When news of a data leak in one of the dating portal’s custom APIs was disclosed to heise Security, the editors managed to reproduce the problem and access the data of a specially created test profile. The API disclosed information including the email address and password of the test user, which allowed access to the user’s profile.
Once logged in, the editors could have accessed any data, private messages and photos stored with the user profile. However, logging in wasn’t actually required to retrieve sensitive information – most of the data was already available through the API. Labels such as “sexuality”, “childrenNumber”, “schooling”, “yearlyIncome”, “relationshipTyp” or “searchOneNightStand” provide some idea of the havoc a malicious data thief could have wreaked with this information.
After heise Security informed meetOne co-founder Nils Henning, the vulnerability was closed within hours. Henning said that the “scope of the hole is limited” because “no sensitive data such as billing information was retrievable at any time”. The executive didn’t clarify why the company thought that information such as plaintext user passwords was not considered to be “sensitive data”.
The operators cannot guarantee that the hole has not been exploited in the past and say that they have “reset all passwords”. However, on checking at 7.30 pm on Wednesday evening, all passwords that were tested by heise Security were still functional.

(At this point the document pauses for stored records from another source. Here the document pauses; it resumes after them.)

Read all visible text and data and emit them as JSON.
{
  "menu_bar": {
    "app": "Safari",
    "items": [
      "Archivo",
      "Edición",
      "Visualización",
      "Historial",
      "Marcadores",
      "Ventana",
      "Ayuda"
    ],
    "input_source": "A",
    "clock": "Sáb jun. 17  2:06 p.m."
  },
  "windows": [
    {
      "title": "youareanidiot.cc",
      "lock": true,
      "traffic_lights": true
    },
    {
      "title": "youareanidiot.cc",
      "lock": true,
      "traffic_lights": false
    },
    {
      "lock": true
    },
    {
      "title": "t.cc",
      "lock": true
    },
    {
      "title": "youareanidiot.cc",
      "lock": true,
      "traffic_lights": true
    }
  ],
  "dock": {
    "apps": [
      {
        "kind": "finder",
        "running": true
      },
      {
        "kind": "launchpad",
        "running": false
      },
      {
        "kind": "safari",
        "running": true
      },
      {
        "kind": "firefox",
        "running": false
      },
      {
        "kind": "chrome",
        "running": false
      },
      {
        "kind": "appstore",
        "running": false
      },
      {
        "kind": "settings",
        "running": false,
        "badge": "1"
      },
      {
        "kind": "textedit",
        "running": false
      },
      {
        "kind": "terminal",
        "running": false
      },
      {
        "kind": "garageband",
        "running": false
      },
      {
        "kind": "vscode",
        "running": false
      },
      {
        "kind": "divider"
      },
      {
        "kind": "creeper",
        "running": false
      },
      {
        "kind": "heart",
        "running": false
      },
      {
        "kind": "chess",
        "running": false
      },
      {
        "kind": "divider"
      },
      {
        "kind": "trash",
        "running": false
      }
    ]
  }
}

To be safe, users who have previously created a profile with this site should change their password – and, importantly, they should also change passwords on any other services where they may have used the same password.

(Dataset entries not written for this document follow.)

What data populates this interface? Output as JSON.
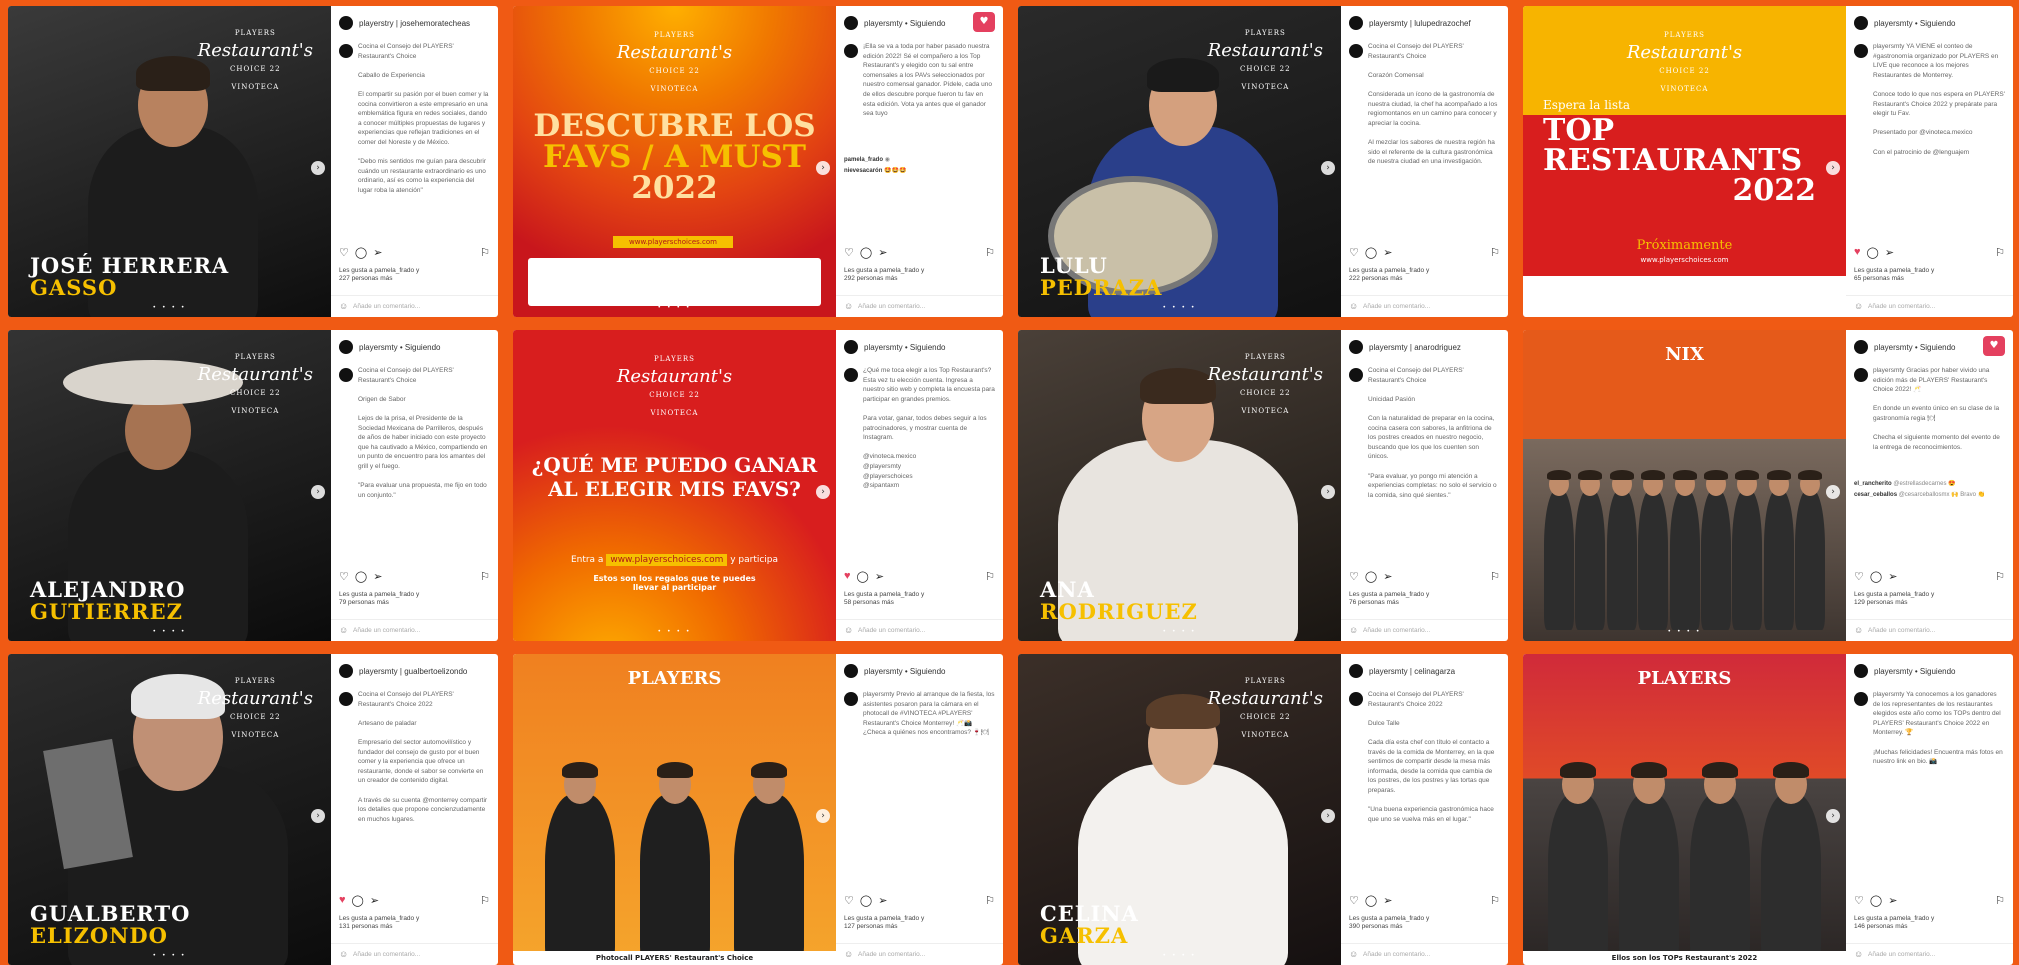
{
  "posts": [
    {
      "handle": "playerstry | josehemoratecheas",
      "author": "playersmty",
      "caption": "Cocina el Consejo del PLAYERS' Restaurant's Choice\n\nCaballo de Experiencia\n\nEl compartir su pasión por el buen comer y la cocina convirtieron a este empresario en una emblemática figura en redes sociales, dando a conocer múltiples propuestas de lugares y experiencias que reflejan tradiciones en el comer del Noreste y de México.\n\n\"Debo mis sentidos me guían para descubrir cuándo un restaurante extraordinario es uno ordinario, así es como la experiencia del lugar roba la atención\"",
      "comments": [],
      "likes_line1": "Les gusta a pamela_frado y",
      "likes_line2": "227 personas más",
      "add_comment": "Añade un comentario...",
      "name_line1": "JOSÉ HERRERA",
      "name_line2": "GASSO"
    },
    {
      "handle": "playersmty • Siguiendo",
      "author": "playersmty",
      "caption": "¡Ella se va a toda por haber pasado nuestra edición 2022! Sé el compañero a los Top Restaurant's y elegido con tu sal entre comensales a los PAVs seleccionados por nuestro comensal ganador. Pídele, cada uno de ellos descubre porque fueron tu fav en esta edición. Vota ya antes que el ganador sea tuyo",
      "comments": [
        {
          "user": "pamela_frado",
          "text": "◉"
        },
        {
          "user": "nievesacarón",
          "text": "🤩🤩🤩"
        }
      ],
      "likes_line1": "Les gusta a pamela_frado y",
      "likes_line2": "292 personas más",
      "add_comment": "Añade un comentario...",
      "title_line1": "DESCUBRE LOS",
      "title_line2": "FAVS / A MUST",
      "title_line3": "2022",
      "url": "www.playerschoices.com"
    },
    {
      "handle": "playersmty | lulupedrazochef",
      "author": "playersmty",
      "caption": "Cocina el Consejo del PLAYERS' Restaurant's Choice\n\nCorazón Comensal\n\nConsiderada un ícono de la gastronomía de nuestra ciudad, la chef ha acompañado a los regiomontanos en un camino para conocer y apreciar la cocina.\n\nAl mezclar los sabores de nuestra región ha sido el referente de la cultura gastronómica de nuestra ciudad en una investigación.",
      "comments": [],
      "likes_line1": "Les gusta a pamela_frado y",
      "likes_line2": "222 personas más",
      "add_comment": "Añade un comentario...",
      "name_line1": "LULU",
      "name_line2": "PEDRAZA"
    },
    {
      "handle": "playersmty • Siguiendo",
      "author": "playersmty",
      "caption": "playersmty YA VIENE el conteo de #gastronomía organizado por PLAYERS en LIVE que reconoce a los mejores Restaurantes de Monterrey.\n\nConoce todo lo que nos espera en PLAYERS' Restaurant's Choice 2022 y prepárate para elegir tu Fav.\n\nPresentado por @vinoteca.mexico\n\nCon el patrocinio de @lenguajem",
      "comments": [],
      "likes_line1": "Les gusta a pamela_frado y",
      "likes_line2": "65 personas más",
      "add_comment": "Añade un comentario...",
      "subtitle": "Espera la lista",
      "title_line1": "TOP",
      "title_line2": "RESTAURANTS",
      "title_line3": "2022",
      "footer": "Próximamente",
      "url": "www.playerschoices.com"
    },
    {
      "handle": "playersmty • Siguiendo",
      "author": "playersmty",
      "caption": "Cocina el Consejo del PLAYERS' Restaurant's Choice\n\nOrigen de Sabor\n\nLejos de la prisa, el Presidente de la Sociedad Mexicana de Parrilleros, después de años de haber iniciado con este proyecto que ha cautivado a México, compartiendo en un punto de encuentro para los amantes del grill y el fuego.\n\n\"Para evaluar una propuesta, me fijo en todo un conjunto.\"",
      "comments": [],
      "likes_line1": "Les gusta a pamela_frado y",
      "likes_line2": "79 personas más",
      "add_comment": "Añade un comentario...",
      "name_line1": "ALEJANDRO",
      "name_line2": "GUTIERREZ"
    },
    {
      "handle": "playersmty • Siguiendo",
      "author": "playersmty",
      "caption": "¿Qué me toca elegir a los Top Restaurant's? Esta vez tu elección cuenta. Ingresa a nuestro sitio web y completa la encuesta para participar en grandes premios.\n\nPara votar, ganar, todos debes seguir a los patrocinadores, y mostrar cuenta de Instagram.\n\n@vinoteca.mexico\n@playersmty\n@playerschoices\n@sipantaxm",
      "comments": [],
      "likes_line1": "Les gusta a pamela_frado y",
      "likes_line2": "58 personas más",
      "add_comment": "Añade un comentario...",
      "title_line1": "¿QUÉ ME PUEDO GANAR",
      "title_line2": "AL ELEGIR MIS FAVS?",
      "enter_text": "Entra a",
      "url": "www.playerschoices.com",
      "participa": "y participa",
      "prizes_line1": "Estos son los regalos que te puedes",
      "prizes_line2": "llevar al participar"
    },
    {
      "handle": "playersmty | anarodriguez",
      "author": "playersmty",
      "caption": "Cocina el Consejo del PLAYERS' Restaurant's Choice\n\nUnicidad Pasión\n\nCon la naturalidad de preparar en la cocina, cocina casera con sabores, la anfitriona de los postres creados en nuestro negocio, buscando que los que los cuenten son únicos.\n\n\"Para evaluar, yo pongo mi atención a experiencias completas: no solo el servicio o la comida, sino qué sientes.\"",
      "comments": [],
      "likes_line1": "Les gusta a pamela_frado y",
      "likes_line2": "76 personas más",
      "add_comment": "Añade un comentario...",
      "name_line1": "ANA",
      "name_line2": "RODRIGUEZ"
    },
    {
      "handle": "playersmty • Siguiendo",
      "author": "playersmty",
      "caption": "playersmty Gracias por haber vivido una edición más de PLAYERS' Restaurant's Choice 2022! 🥂\n\nEn donde un evento único en su clase de la gastronomía regia 🍽\n\nChecha el siguiente momento del evento de la entrega de reconocimientos.",
      "comments": [
        {
          "user": "el_rancherito",
          "text": "@estrellasdecarnes 😍"
        },
        {
          "user": "cesar_ceballos",
          "text": "@cesarceballosmx 🙌 Bravo 👏"
        }
      ],
      "likes_line1": "Les gusta a pamela_frado y",
      "likes_line2": "129 personas más",
      "add_comment": "Añade un comentario...",
      "banner": "NIX"
    },
    {
      "handle": "playersmty | gualbertoelizondo",
      "author": "playersmty",
      "caption": "Cocina el Consejo del PLAYERS' Restaurant's Choice 2022\n\nArtesano de paladar\n\nEmpresario del sector automovilístico y fundador del consejo de gusto por el buen comer y la experiencia que ofrece un restaurante, donde el sabor se convierte en un creador de contenido digital.\n\nA través de su cuenta @monterrey compartir los detalles que propone concienzudamente en muchos lugares.",
      "comments": [],
      "likes_line1": "Les gusta a pamela_frado y",
      "likes_line2": "131 personas más",
      "add_comment": "Añade un comentario...",
      "name_line1": "GUALBERTO",
      "name_line2": "ELIZONDO"
    },
    {
      "handle": "playersmty • Siguiendo",
      "author": "playersmty",
      "caption": "playersmty Previo al arranque de la fiesta, los asistentes posaron para la cámara en el photocall de #VINOTECA #PLAYERS' Restaurant's Choice Monterrey! 🥂📸 ¿Checa a quiénes nos encontramos? 🍷🍽",
      "comments": [],
      "likes_line1": "Les gusta a pamela_frado y",
      "likes_line2": "127 personas más",
      "add_comment": "Añade un comentario...",
      "banner": "PLAYERS",
      "caption_footer": "Photocall PLAYERS' Restaurant's Choice"
    },
    {
      "handle": "playersmty | celinagarza",
      "author": "playersmty",
      "caption": "Cocina el Consejo del PLAYERS' Restaurant's Choice 2022\n\nDulce Talle\n\nCada día esta chef con título el contacto a través de la comida de Monterrey, en la que sentimos de compartir desde la mesa más informada, desde la comida que cambia de los postres, de los postres y las tortas que preparas.\n\n\"Una buena experiencia gastronómica hace que uno se vuelva más en el lugar.\"",
      "comments": [],
      "likes_line1": "Les gusta a pamela_frado y",
      "likes_line2": "390 personas más",
      "add_comment": "Añade un comentario...",
      "name_line1": "CELINA",
      "name_line2": "GARZA"
    },
    {
      "handle": "playersmty • Siguiendo",
      "author": "playersmty",
      "caption": "playersmty Ya conocemos a los ganadores de los representantes de los restaurantes elegidos este año como los TOPs dentro del PLAYERS' Restaurant's Choice 2022 en Monterrey. 🏆\n\n¡Muchas felicidades! Encuentra más fotos en nuestro link en bio. 📸",
      "comments": [],
      "likes_line1": "Les gusta a pamela_frado y",
      "likes_line2": "146 personas más",
      "add_comment": "Añade un comentario...",
      "banner": "PLAYERS",
      "caption_footer": "Ellos son los TOPs Restaurant's 2022"
    }
  ],
  "logo": {
    "script": "Restaurant's",
    "top": "PLAYERS",
    "choice": "CHOICE 22",
    "sponsor": "VINOTECA"
  },
  "icons": {
    "heart": "heart-icon",
    "comment": "comment-icon",
    "share": "share-icon",
    "save": "bookmark-icon",
    "next": "chevron-right-icon"
  },
  "colors": {
    "background": "#f05a14",
    "brand_yellow": "#f6c000",
    "brand_red": "#d81e1e"
  }
}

Founded in Germany, the dating portal is now operated by US company meetOne International LLC. Nils Henning continues to work for Hamburg-based meetOne GmbH, a company that now regards itself as a service provider to the LLC and “mainly handles support tasks”.